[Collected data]
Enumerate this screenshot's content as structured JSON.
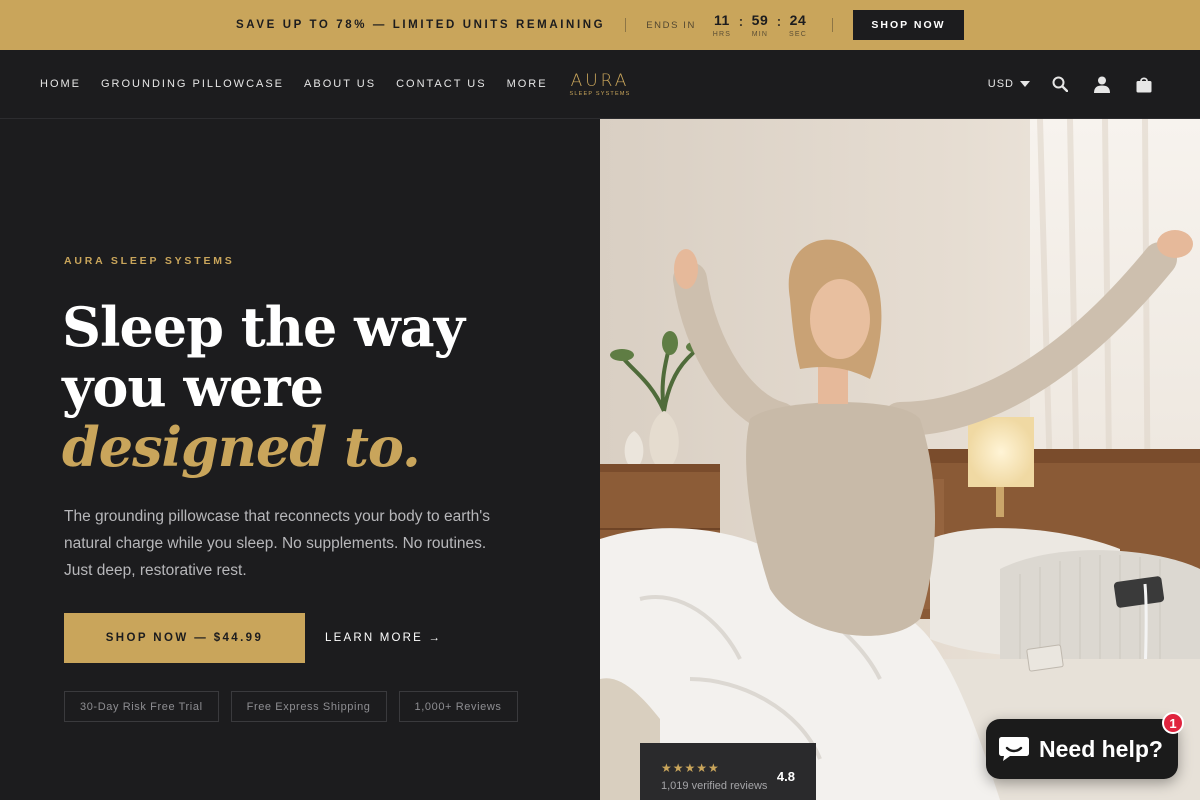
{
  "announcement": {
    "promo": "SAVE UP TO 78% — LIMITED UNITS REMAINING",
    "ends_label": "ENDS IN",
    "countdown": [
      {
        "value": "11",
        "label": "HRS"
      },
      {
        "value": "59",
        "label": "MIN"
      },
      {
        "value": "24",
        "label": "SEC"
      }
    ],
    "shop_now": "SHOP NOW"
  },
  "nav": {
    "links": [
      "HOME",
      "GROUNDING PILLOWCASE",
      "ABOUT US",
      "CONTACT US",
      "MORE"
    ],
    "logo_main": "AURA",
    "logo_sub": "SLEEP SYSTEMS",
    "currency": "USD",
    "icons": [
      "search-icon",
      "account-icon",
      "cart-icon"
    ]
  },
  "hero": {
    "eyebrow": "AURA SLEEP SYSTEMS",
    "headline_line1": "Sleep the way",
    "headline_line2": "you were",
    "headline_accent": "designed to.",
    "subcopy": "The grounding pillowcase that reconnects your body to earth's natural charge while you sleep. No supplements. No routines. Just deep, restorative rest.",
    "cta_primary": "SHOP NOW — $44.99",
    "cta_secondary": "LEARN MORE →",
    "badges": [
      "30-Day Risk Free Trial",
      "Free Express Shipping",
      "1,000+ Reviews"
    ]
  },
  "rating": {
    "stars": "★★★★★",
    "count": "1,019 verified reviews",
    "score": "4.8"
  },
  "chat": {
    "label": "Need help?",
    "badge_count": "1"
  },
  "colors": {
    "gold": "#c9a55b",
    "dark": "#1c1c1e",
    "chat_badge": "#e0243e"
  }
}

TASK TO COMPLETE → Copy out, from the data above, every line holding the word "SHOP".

RESULT OF THIS EXERCISE →
    "shop_now": "SHOP NOW"
    "cta_primary": "SHOP NOW — $44.99",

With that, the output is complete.